Jodi… Thanks for the grass advice. I did put some ribbon grass in a container this year and it didn’t look too bad. By the way, I am one of those gardeners who likes to mow the lawn. I was happy to mow today and actually have some lawn to mow and not be kicking up a bunch of dust!
I’ve enjoyed all your comments about my (lack of) ornamental grasses… good advice all the way around. Thank you!
Carol at May Dreams Gardens
I live in zone 1b and ribbon grass is invasive here too, I’m afraid. On the other hand, I have blue oat grass in my yard which does NOT spread and looks amazing.
carol – i love ornamental grass and i hope to plant more of it next year. i bought a purple fountain grass for 1 dollar that really took off in my garden and is now one of my favorite things.
I love to read about how you dislike a a plant only to realize that it is one you have passed along to me! BUT, in my case I love the ribbon grass because it is the ONLY thing I’ve been able to grow in the rocks up next to the house. So for now, let it invade (wish it were a deep shade loving plant!)
Hmmm…I sympathize with your thoughts on zebra grass…It really only belongs in an area that is completely enclosed by large deep blocks of cement…
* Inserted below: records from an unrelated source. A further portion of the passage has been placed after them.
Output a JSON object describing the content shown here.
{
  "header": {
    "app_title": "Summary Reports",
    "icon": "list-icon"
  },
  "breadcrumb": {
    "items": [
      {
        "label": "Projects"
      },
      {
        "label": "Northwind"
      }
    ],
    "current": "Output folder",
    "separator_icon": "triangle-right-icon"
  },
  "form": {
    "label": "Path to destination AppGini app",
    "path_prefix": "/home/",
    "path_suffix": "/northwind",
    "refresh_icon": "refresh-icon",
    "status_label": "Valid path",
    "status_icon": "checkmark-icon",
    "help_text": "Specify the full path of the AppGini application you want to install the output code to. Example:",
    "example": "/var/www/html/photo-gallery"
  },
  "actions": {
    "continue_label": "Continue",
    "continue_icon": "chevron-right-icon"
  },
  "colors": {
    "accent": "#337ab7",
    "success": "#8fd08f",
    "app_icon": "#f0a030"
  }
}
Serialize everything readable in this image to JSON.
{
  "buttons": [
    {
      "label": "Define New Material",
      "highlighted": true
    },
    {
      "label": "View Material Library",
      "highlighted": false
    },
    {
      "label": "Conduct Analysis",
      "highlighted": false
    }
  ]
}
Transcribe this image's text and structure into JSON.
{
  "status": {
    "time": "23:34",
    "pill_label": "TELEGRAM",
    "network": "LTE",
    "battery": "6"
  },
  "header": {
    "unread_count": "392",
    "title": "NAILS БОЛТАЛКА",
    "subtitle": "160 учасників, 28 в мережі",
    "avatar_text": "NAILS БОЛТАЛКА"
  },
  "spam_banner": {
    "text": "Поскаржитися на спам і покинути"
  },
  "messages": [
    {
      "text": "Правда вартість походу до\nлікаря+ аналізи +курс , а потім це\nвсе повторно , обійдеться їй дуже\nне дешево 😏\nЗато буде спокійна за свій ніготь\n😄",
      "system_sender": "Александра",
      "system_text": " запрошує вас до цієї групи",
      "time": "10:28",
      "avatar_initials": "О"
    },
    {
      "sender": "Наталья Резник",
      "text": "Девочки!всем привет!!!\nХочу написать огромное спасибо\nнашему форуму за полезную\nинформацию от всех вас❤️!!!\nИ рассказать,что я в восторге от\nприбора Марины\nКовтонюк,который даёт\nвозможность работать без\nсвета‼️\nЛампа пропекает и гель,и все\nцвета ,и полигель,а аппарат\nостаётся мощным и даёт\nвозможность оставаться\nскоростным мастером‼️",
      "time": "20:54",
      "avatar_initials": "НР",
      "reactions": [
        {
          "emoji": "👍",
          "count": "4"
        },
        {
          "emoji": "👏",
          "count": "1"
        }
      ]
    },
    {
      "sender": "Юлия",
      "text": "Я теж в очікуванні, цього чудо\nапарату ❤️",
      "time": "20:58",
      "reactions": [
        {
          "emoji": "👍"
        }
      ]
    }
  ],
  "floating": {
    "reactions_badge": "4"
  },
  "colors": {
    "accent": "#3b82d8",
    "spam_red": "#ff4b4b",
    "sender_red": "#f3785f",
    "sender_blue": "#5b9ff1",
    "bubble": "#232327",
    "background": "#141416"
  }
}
There is a lovely variegated mounding Japanese Grass, but I don't know it's name.
Planning Plants to Plant